  • "We have taken our furry friends to Dr. Nicoletti for a very long time. He is wonderful! Everyone there is great! Thanks for getting our newest furry in and taken care of. She came to us damaged and they helped us help her."
    Jennie Lewton Strubel
  • "Attila and Daisy say all 8 paws up for Dr Nicolleti, Anna and staff!!!"
    Nora Custer
  • "I couldn't take my animals any other place. Dr.Chico has so much love and compassion for not only my fur babies, but for me as their owner.. His charges are so reasonable, and his care for them is beyond words..
    I would like for them to give their birds names.. How about Bonnie and Clyde, or Frick and Frack..."
    Bert J Dinsio
  • "Dr. Nicoletti and the St. Kitts Veterinary Clinic staff are great people, kind and compassionate friends who love our pets as much as we do. Our cats -- and your pets -- will be in good hands if you need to visit St. Kitts."
    Robbie Lewis
  • "Dr. Nicoletti and the St. Kitts Veterinary Clinic staff are great people, kind and compassionate friends who love our pets as much as we do. Our cats -- and your pets -- will be in good hands if you need to visit St. Kitts."
    Robbie Lewis

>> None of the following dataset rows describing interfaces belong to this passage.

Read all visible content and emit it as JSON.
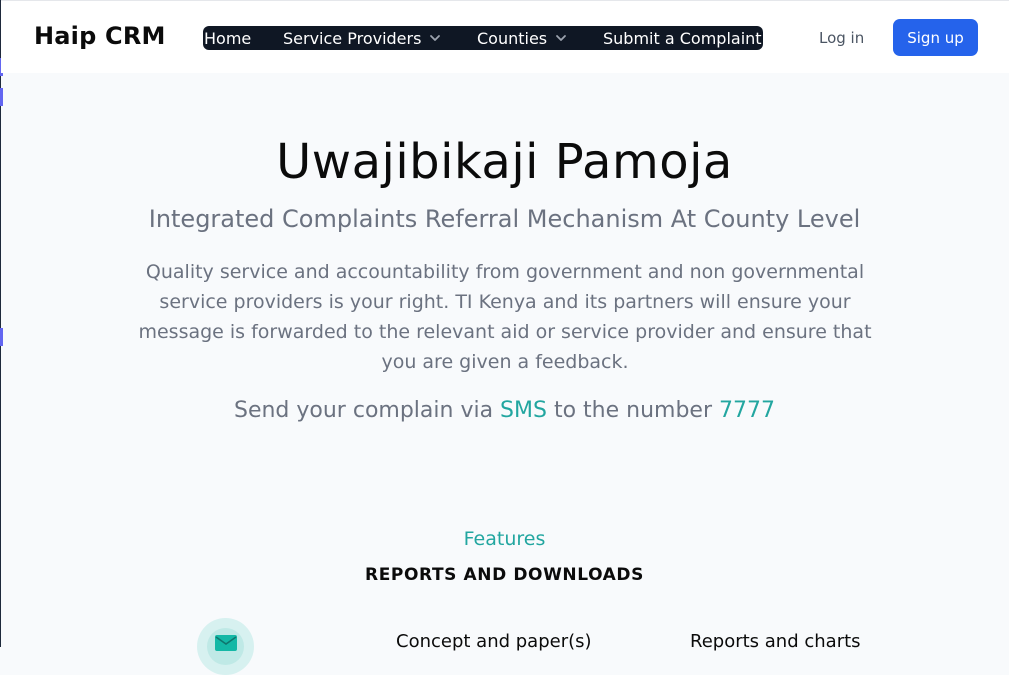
{
  "header": {
    "brand": "Haip CRM",
    "nav": [
      {
        "label": "Home",
        "has_dropdown": false
      },
      {
        "label": "Service Providers",
        "has_dropdown": true
      },
      {
        "label": "Counties",
        "has_dropdown": true
      },
      {
        "label": "Submit a Complaint",
        "has_dropdown": false
      }
    ],
    "login_label": "Log in",
    "signup_label": "Sign up"
  },
  "hero": {
    "title": "Uwajibikaji Pamoja",
    "subtitle": "Integrated Complaints Referral Mechanism At County Level",
    "description": "Quality service and accountability from government and non governmental service providers is your right. TI Kenya and its partners will ensure your message is forwarded to the relevant aid or service provider and ensure that you are given a feedback.",
    "sms": {
      "prefix": "Send your complain via ",
      "channel": "SMS",
      "middle": " to the number ",
      "number": "7777"
    }
  },
  "features": {
    "kicker": "Features",
    "heading": "REPORTS AND DOWNLOADS",
    "items": [
      {
        "icon": "mail-icon",
        "title": ""
      },
      {
        "title": "Concept and paper(s)"
      },
      {
        "title": "Reports and charts"
      }
    ]
  },
  "colors": {
    "accent": "#22a6a0",
    "primary": "#2563eb",
    "nav_bg": "#0f1724",
    "page_bg": "#f8fafc"
  }
}
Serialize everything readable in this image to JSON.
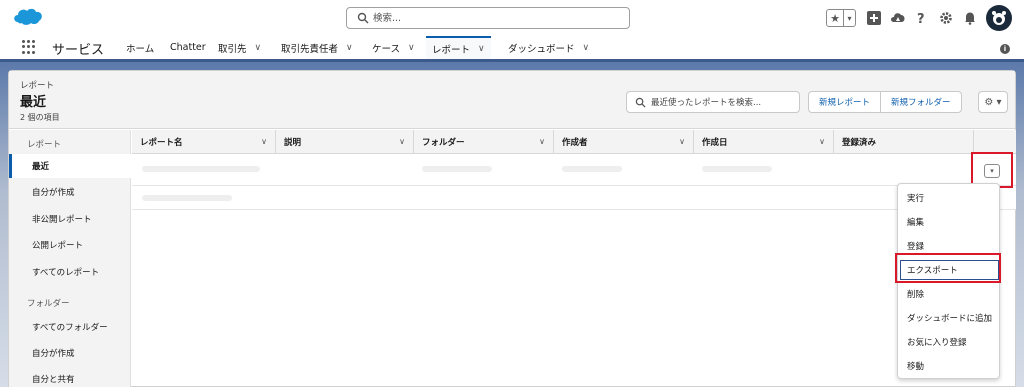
{
  "header": {
    "search_placeholder": "検索...",
    "fav_star": "★",
    "fav_caret": "▾"
  },
  "nav": {
    "app_name": "サービス",
    "tabs": [
      {
        "label": "ホーム",
        "has_menu": false
      },
      {
        "label": "Chatter",
        "has_menu": false
      },
      {
        "label": "取引先",
        "has_menu": true
      },
      {
        "label": "取引先責任者",
        "has_menu": true
      },
      {
        "label": "ケース",
        "has_menu": true
      },
      {
        "label": "レポート",
        "has_menu": true,
        "active": true
      },
      {
        "label": "ダッシュボード",
        "has_menu": true
      }
    ],
    "chevron": "∨"
  },
  "page_header": {
    "eyebrow": "レポート",
    "title": "最近",
    "count": "2 個の項目",
    "search_placeholder": "最近使ったレポートを検索...",
    "new_report": "新規レポート",
    "new_folder": "新規フォルダー",
    "gear": "⚙ ▾"
  },
  "sidebar": {
    "reports_section": "レポート",
    "report_items": [
      "最近",
      "自分が作成",
      "非公開レポート",
      "公開レポート",
      "すべてのレポート"
    ],
    "folders_section": "フォルダー",
    "folder_items": [
      "すべてのフォルダー",
      "自分が作成",
      "自分と共有"
    ]
  },
  "table": {
    "columns": [
      "レポート名",
      "説明",
      "フォルダー",
      "作成者",
      "作成日",
      "登録済み"
    ],
    "chevron": "∨"
  },
  "row_action": {
    "caret": "▾"
  },
  "menu": {
    "items": [
      "実行",
      "編集",
      "登録",
      "エクスポート",
      "削除",
      "ダッシュボードに追加",
      "お気に入り登録",
      "移動"
    ]
  },
  "colors": {
    "brand": "#0b5cab",
    "highlight": "#d9182a",
    "band": "#3f5f95"
  }
}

  • "Dr. Nicolette was my vet for years. I trust him completely. He really cares about the animals under his care. My husband took our one dog to another vet once. That vet ran unnecessary test and ran the bill up double of what Dr. Nicolette charged me to treat the problem. We moved to Florida 3yrs ago and I still haven't found a vet I trust as much as Dr. Nicolette."
    Kassey Thomas